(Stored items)
╭──

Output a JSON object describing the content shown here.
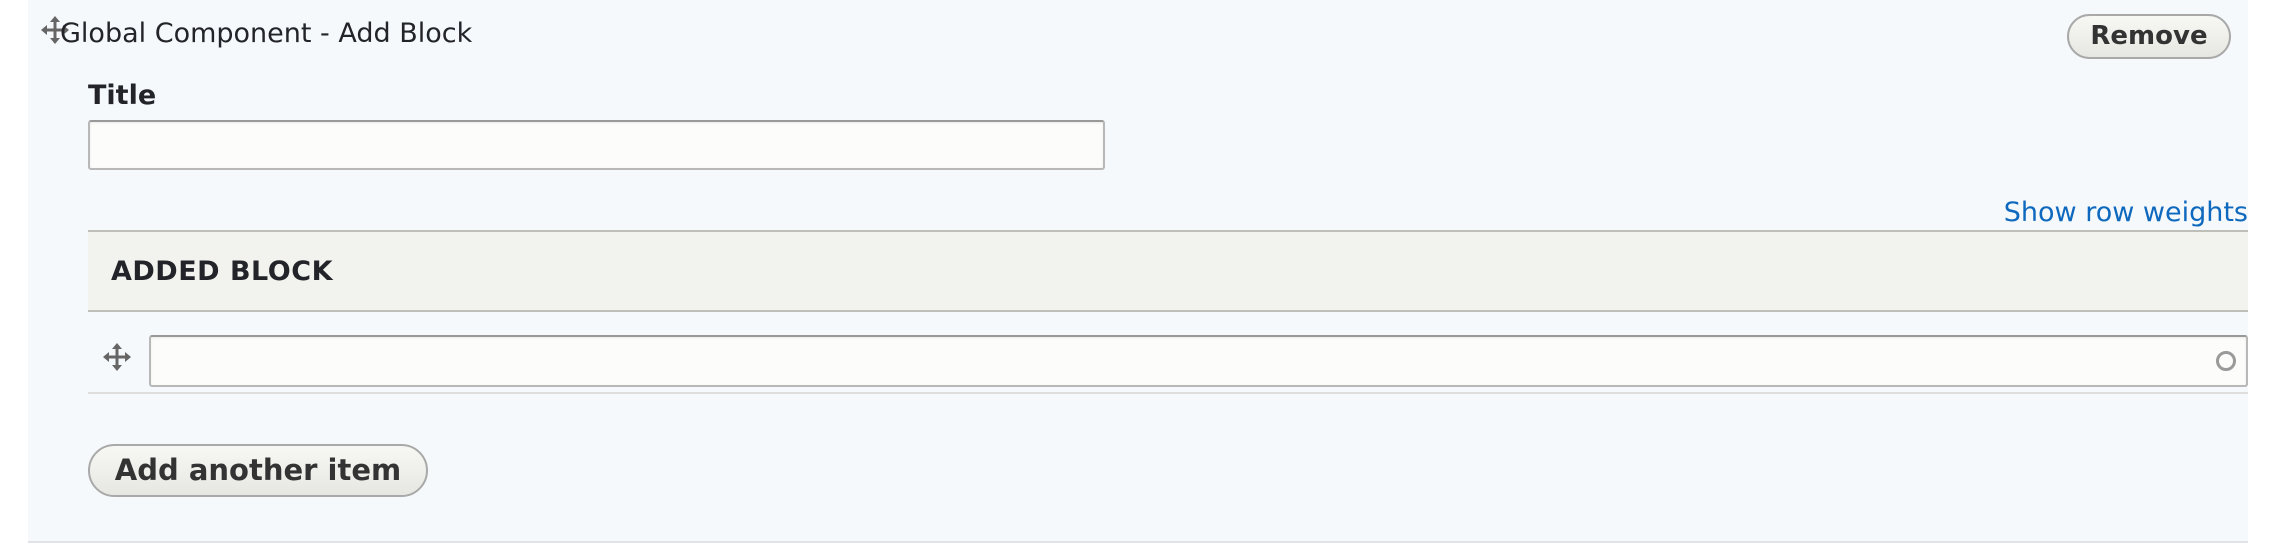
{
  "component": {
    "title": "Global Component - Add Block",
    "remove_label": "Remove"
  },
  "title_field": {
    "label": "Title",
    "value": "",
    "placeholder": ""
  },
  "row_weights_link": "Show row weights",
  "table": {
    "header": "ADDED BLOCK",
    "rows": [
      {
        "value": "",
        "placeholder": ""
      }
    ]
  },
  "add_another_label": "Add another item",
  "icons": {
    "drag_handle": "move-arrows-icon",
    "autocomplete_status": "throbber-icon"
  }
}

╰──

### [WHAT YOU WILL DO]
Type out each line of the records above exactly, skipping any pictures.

### [WORKED SOLUTION]
Output a JSON object describing the content shown here.
{
  "component": {
    "title": "Global Component - Add Block",
    "remove_label": "Remove"
  },
  "title_field": {
    "label": "Title",
    "value": "",
    "placeholder": ""
  },
  "row_weights_link": "Show row weights",
  "table": {
    "header": "ADDED BLOCK",
    "rows": [
      {
        "value": "",
        "placeholder": ""
      }
    ]
  },
  "add_another_label": "Add another item",
  "icons": {
    "drag_handle": "move-arrows-icon",
    "autocomplete_status": "throbber-icon"
  }
}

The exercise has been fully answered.